Switzerland’s most famous painter was a significant figure in the early days of modernism and a mainstay in the galleries of Berlin from 1880 until his death in 1918.
Up until now, little research has gone into his popularity in the city – something that this exhibition at the Berlinische Galerie intends to rectify. In more than 50 paintings, we see the painter move towards what he termed ‘parallelism’. Many of his paintings are noticeably symmetrical, emphasising the balance and rhythm which he believed formed the basis of human society. His landscapes, made around his home on Lake Geneva, are stark and beautiful.

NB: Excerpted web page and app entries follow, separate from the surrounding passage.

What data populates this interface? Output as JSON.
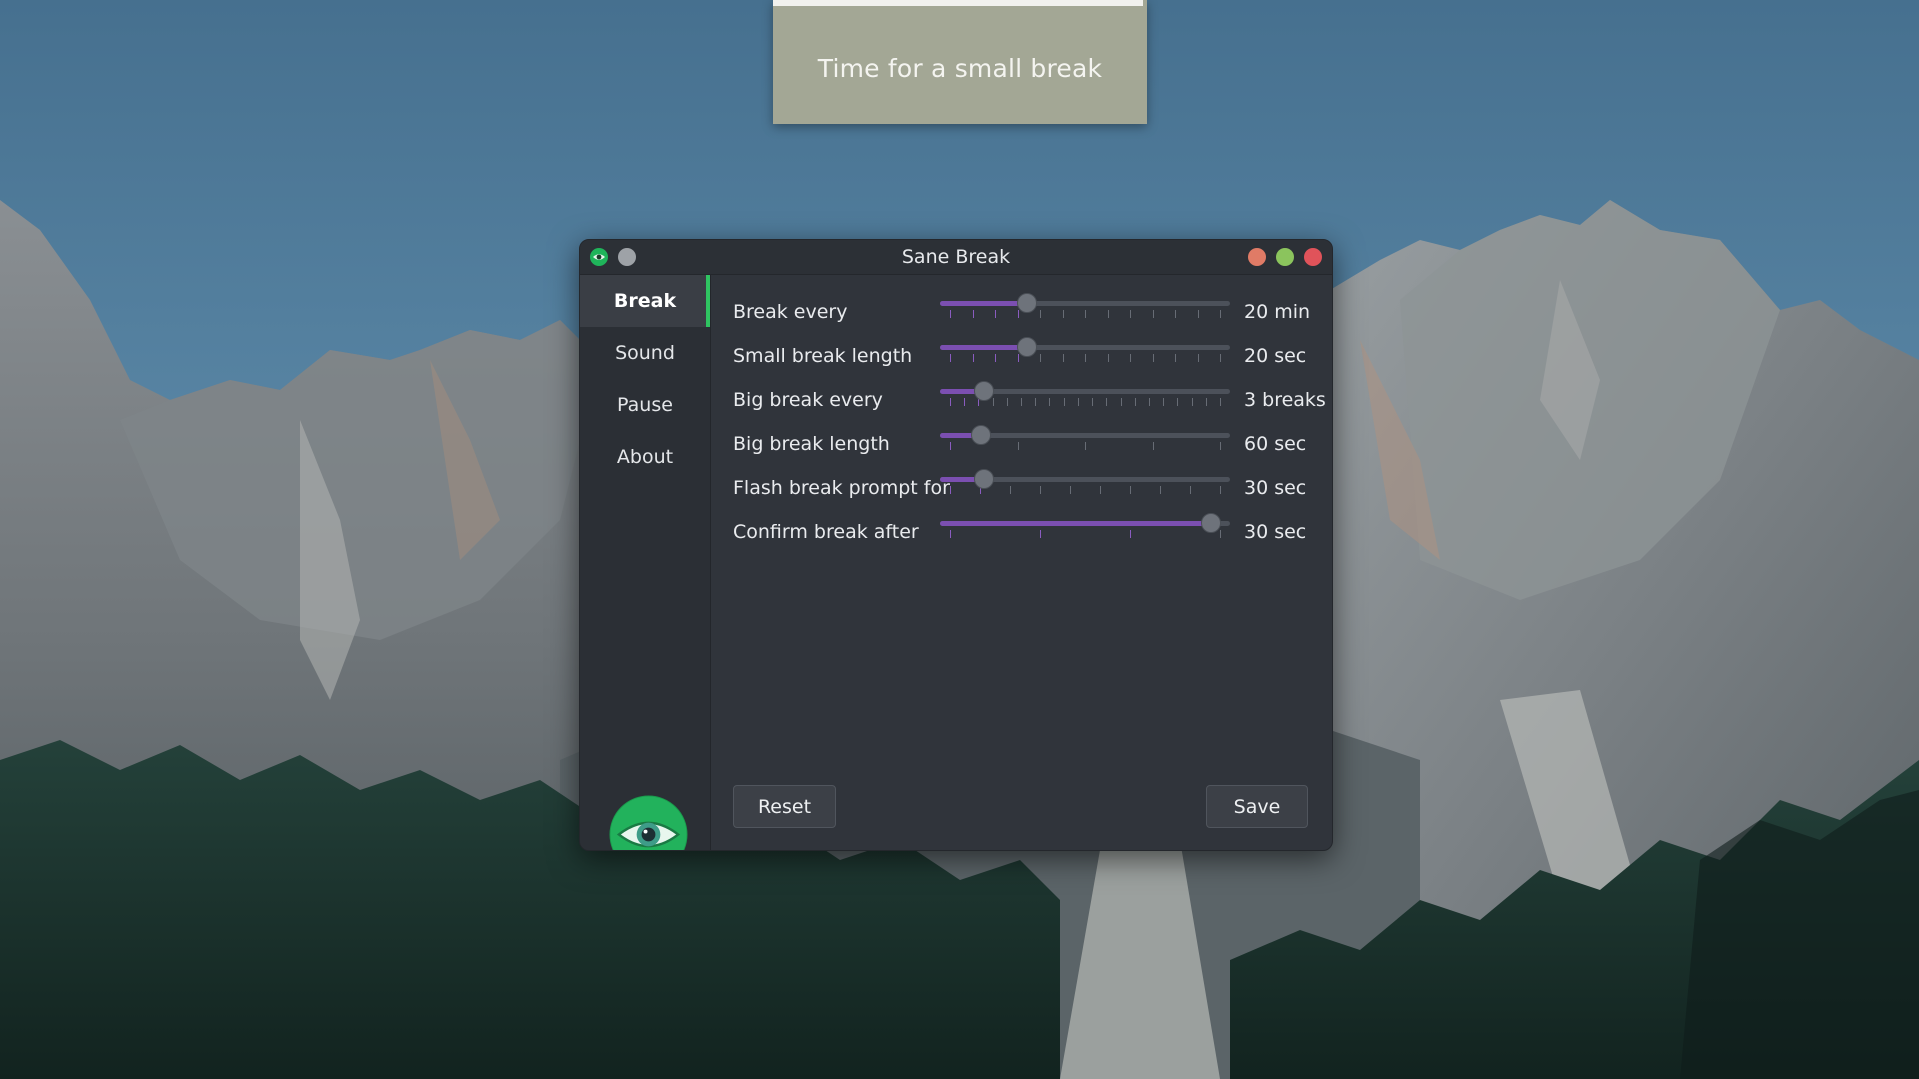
{
  "prompt": {
    "text": "Time for a small break",
    "progress_fraction": 0.99
  },
  "window": {
    "title": "Sane Break"
  },
  "sidebar": {
    "items": [
      {
        "label": "Break",
        "active": true
      },
      {
        "label": "Sound",
        "active": false
      },
      {
        "label": "Pause",
        "active": false
      },
      {
        "label": "About",
        "active": false
      }
    ]
  },
  "settings": [
    {
      "label": "Break every",
      "value": "20 min",
      "fraction": 0.29,
      "ticks": 13
    },
    {
      "label": "Small break length",
      "value": "20 sec",
      "fraction": 0.29,
      "ticks": 13
    },
    {
      "label": "Big break every",
      "value": "3 breaks",
      "fraction": 0.13,
      "ticks": 20
    },
    {
      "label": "Big break length",
      "value": "60 sec",
      "fraction": 0.12,
      "ticks": 5
    },
    {
      "label": "Flash break prompt for",
      "value": "30 sec",
      "fraction": 0.13,
      "ticks": 10
    },
    {
      "label": "Confirm break after",
      "value": "30 sec",
      "fraction": 0.96,
      "ticks": 4
    }
  ],
  "buttons": {
    "reset": "Reset",
    "save": "Save"
  },
  "colors": {
    "accent": "#7b4fb1",
    "active_indicator": "#2fc461",
    "prompt_bg": "#a3a795"
  }
}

In his own words, they “reveal nature magnified and simplified, liberated from detail”. Yet it is the vividness of the portraits that are most impactful. Their lithe female forms, alive with movement and dance, reveal his almost reverential enthusiasm for his subject matter.
The show has been well put together: directly opposite ‘The Night’, with its strange mixture of eroticism and nightmare, hangs ‘Day’, which features the painter’s own wife and radiates a near psychedelic lustre.